For each European statistics value, the volatility index for the countries is obtained by means of sorting the volatility scores, and normalising them by using a scaling function that maps the scores into a (semi-)linear order. The function used to scale is:

    Index Equation

where vC is the country’s volatility score, Vmin and Vmax are the minimum and maximum country volatility scores, respectively, f is the scaling function, and Xmin and Xmax are the maximum and minimum values in which we map the country volatility scores. For all competitions, we use Xmin = 0.5 and Xmax = 2, and the natural logarithm is used as the scaling function f.

Note that the scaling function returns smaller weights for countries with higher volatility scores; this is to ensure (1) some level of normalisation of countries with high and low volatility rates, and (2) that teams take countries with higher volatility scores into consideration when preparing their entries.

For each country and each European statistics value, the volatility index will be fixed for the entire duration of the competition round and provided in the Evaluation section of each competition.

Volatility Score

The volatility score for a given country and a given European statistics value is a measure of the variability of the statistics’ associated time series calculated using historical data.
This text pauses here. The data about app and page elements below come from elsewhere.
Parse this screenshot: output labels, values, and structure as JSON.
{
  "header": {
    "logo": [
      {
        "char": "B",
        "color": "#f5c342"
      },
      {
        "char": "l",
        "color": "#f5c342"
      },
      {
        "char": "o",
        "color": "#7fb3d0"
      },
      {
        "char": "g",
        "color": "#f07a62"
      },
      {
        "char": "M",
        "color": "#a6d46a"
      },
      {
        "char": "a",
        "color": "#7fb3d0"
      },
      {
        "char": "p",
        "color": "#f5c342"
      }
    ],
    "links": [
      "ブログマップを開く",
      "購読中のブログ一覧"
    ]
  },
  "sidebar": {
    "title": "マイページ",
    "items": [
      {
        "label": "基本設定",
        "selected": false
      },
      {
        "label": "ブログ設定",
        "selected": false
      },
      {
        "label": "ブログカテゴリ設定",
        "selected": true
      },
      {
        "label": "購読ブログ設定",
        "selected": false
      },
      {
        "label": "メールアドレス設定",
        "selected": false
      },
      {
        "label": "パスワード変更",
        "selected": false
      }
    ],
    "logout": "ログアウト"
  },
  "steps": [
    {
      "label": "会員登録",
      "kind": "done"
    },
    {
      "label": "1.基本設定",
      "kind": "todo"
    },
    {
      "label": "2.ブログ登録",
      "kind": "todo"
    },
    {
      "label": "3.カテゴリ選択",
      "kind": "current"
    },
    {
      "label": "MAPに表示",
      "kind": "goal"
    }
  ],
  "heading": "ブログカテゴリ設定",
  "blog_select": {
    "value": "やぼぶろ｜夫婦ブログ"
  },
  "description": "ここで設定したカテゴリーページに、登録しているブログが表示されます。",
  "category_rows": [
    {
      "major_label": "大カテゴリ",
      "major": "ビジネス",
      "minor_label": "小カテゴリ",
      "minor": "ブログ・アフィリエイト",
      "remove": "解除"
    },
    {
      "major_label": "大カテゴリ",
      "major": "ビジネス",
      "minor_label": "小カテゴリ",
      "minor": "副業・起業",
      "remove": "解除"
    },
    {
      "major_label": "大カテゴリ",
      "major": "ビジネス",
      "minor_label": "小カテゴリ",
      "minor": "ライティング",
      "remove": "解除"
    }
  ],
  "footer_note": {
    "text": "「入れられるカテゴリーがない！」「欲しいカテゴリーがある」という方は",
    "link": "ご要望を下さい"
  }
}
For each European statistics value, a country’s volatility score vC is computed based on the historical variability of its time series. Official data from the Eurostat data portal were downloaded and used to calculate the volatility scores:

  • Dataset: Supply, transformation and consumption of gas - monthly data [NRG_CB_GASM] [G3000] Natural gas [IC_CAL_MG] Inland consumption - calculated as defined in MOS GAS [TJ_GCV] Terajoule (gross calorific value - GCV).
  • Dataset: Supply and transformation of oil and petroleum products - monthly data [NRG_CB_OILM] [O4671] Gas oil and diesel oil [GID_CAL] Gross inland deliveries – calculated [THS_T] Thousand tonnes.
  • Dataset: Supply, transformation and consumption of electricity - monthly data [NRG_CB_EM] [E7000] Electricity [AIM] Available to internal market [GWH] Gigawatt-hour.

To compute the country’s volatility score for a European statistics value, we base the scores on the GARCH(1,1) model applied to the available data from the period 2008-2022. The model is able to take the seasonality of the time series to adjust the calculated score. In case the volatility score cannot be calculated with a minimum assurance e.g. too short time series available, the country series is considered not in scope for the competition.